In the current environment, investors are searching for stability and income. I believe this will be an ongoing theme for the next several years as interest rates remain low or near zero. Further, a rising stream of dividends is beneficial whether we have inflationary or deflationary conditions. Investors are making their preference for dividends clear, and we are seeing managements increasingly respond to this demand."
Charlie's penchant for dividend-paying companies applies to his small-cap portfolio, Royce Special Equity, as well. For some time, he has advocated the idea that companies with moderate current yield and growing dividends that are financially productive can produce market-beating returns. Indeed, Royce Special Equity accomplished just that in a very volatile year for small-caps. With the Russell 2000 down 4.2% in 2011, Royce Special Equity gained 0.1%.
Historically, Royce Special Equity Fund, which invests in companies with market capitalizations of less than $2.5 billion, has tended to outperform in down markets and capture less of the upside in bull markets. Over the long term, this has served the Fund well, providing investors with an annual return of 8.7% since inception (5/1/98) versus 4.5% for the Russell 2000.
Charlie's "secret sauce" is the same for both of his Funds—intense scrutiny of the accounting veracity of each company in which he invests. The practice contributes to one of his core tenets—not overpaying—and tells him whether a company, be it large-, mid- or small-cap, is inexpensive on an absolute basis.
The launch of Royce Special Equity Multi-Cap Fundrepresents an extension of Charlie's work into the large-cap area. Although many large-caps now look statistically less expensive than their smaller siblings, it's important to note that those small-cap companies that Charlie seeks forRoyce Special Equity Fund, those with high returns on invested capital and strong balance sheets, are currently cheaper than many large-caps.
Charlie's "secret sauce" is the same for both Funds—intense scrutiny of the accounting veracity of each company in which he invests. The practice contributes to one of his core tenets—not overpaying—and tells him whether a company, be it large-cap, mid-cap or small-cap, is inexpensive on an absolute basis.
"The small-cap companies I buy in Royce Special Equity Fund are U.S.-centric both by nature of being headquartered in the U.S. as well as having most of their revenues generated from domestic customers. Thus, they are somewhat isolated from the turbulent foreign issues that we see in the headlines. Having relatively little exposure to non-U.S. revenues contributed to the Fund's relative outperformance last year. Going forward, I expect to see a higher level of M&A (merger & acquisition) activity this year as it becomes harder and harder for companies to generate earnings gains.

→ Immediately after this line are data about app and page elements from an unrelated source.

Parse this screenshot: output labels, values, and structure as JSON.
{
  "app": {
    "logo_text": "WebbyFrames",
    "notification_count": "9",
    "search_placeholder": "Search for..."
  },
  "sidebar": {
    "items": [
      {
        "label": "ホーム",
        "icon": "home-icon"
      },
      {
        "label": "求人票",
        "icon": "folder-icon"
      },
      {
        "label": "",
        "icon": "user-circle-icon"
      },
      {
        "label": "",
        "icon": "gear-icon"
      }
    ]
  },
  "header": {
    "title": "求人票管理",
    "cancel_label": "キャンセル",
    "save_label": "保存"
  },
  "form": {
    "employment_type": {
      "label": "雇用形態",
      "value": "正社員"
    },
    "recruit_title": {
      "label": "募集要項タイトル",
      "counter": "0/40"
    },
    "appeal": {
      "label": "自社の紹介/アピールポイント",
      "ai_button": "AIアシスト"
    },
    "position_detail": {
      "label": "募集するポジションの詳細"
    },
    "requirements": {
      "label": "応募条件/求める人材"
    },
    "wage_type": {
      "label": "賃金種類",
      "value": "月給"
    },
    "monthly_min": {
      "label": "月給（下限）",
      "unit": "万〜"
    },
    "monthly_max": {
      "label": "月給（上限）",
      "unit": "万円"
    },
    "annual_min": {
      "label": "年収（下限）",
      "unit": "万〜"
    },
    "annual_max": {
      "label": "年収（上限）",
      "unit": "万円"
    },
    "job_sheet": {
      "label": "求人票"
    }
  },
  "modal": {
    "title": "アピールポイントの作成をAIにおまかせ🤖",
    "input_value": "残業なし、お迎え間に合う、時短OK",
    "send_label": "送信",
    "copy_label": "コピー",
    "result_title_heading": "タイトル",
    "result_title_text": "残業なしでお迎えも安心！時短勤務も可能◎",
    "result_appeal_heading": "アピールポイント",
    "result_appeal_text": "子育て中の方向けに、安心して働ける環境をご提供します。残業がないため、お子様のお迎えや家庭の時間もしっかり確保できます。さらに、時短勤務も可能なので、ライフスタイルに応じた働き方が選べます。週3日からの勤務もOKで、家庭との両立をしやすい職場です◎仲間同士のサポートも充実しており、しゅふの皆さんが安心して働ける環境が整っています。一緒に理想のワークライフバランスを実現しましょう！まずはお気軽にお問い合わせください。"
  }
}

The companies owned by Royce Special Equity Fund are inexpensive on an absolute basis, with strong balance sheets that should allow not only for synergies to be harvested through an acquisition, but also an improved financial profile for the acquiring company. That would be catalyst number one. Catalyst number two for increased M&A is that at some point we will likely see higher taxes on dividends and capital gains. This may prompt owner-managers—many of my companies have a high degree of family ownership—to consider an exit or other transactional strategies before those higher tax levels go into effect.
For many, it is hard to invest with conviction in a world of negativity and uncertainty. However, Charlie's time-tested, economic based methodologies applied to small-, mid- and large-cap companies enable him to be opportunistic when others might be frozen into inaction.
In an era when previously